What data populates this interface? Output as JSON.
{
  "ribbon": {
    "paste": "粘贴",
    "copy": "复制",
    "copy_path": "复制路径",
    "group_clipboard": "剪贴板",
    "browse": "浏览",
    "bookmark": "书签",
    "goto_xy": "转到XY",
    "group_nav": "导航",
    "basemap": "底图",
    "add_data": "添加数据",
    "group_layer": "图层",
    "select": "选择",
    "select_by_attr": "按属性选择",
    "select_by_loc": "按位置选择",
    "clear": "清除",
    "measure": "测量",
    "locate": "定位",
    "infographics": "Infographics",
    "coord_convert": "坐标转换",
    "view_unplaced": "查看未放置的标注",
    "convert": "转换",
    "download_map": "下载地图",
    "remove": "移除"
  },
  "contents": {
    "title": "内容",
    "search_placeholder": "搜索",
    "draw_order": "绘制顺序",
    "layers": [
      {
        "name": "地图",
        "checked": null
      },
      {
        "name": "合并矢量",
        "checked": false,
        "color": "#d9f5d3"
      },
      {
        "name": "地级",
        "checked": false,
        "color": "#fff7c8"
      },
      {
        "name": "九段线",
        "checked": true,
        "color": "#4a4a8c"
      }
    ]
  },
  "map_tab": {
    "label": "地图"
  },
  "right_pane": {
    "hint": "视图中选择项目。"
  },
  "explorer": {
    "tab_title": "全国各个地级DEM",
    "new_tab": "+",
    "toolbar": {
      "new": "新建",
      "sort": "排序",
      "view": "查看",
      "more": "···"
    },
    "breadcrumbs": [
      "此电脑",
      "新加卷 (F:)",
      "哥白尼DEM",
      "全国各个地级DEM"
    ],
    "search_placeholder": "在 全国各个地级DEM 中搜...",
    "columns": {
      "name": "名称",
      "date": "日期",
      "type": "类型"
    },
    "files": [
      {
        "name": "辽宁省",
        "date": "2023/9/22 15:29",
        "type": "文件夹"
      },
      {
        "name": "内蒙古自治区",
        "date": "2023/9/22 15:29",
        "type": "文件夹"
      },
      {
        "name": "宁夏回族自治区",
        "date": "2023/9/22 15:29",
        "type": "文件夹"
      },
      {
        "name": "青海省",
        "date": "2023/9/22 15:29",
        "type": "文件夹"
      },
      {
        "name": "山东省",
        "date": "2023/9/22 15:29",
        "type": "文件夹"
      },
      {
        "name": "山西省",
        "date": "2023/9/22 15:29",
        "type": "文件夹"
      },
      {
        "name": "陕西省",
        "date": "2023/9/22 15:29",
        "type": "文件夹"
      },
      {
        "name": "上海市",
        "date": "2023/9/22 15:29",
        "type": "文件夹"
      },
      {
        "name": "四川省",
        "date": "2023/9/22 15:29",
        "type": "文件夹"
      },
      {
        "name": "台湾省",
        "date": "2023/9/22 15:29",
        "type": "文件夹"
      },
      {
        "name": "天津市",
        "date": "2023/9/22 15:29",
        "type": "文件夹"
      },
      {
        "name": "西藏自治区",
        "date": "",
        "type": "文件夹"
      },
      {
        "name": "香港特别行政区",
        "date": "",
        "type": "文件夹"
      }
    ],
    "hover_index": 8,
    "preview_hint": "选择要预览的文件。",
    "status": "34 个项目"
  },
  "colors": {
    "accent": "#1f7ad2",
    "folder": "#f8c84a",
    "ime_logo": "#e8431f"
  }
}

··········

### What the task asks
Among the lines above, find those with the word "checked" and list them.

### Output below
        "checked": null
        "checked": false,
        "checked": false,
        "checked": true,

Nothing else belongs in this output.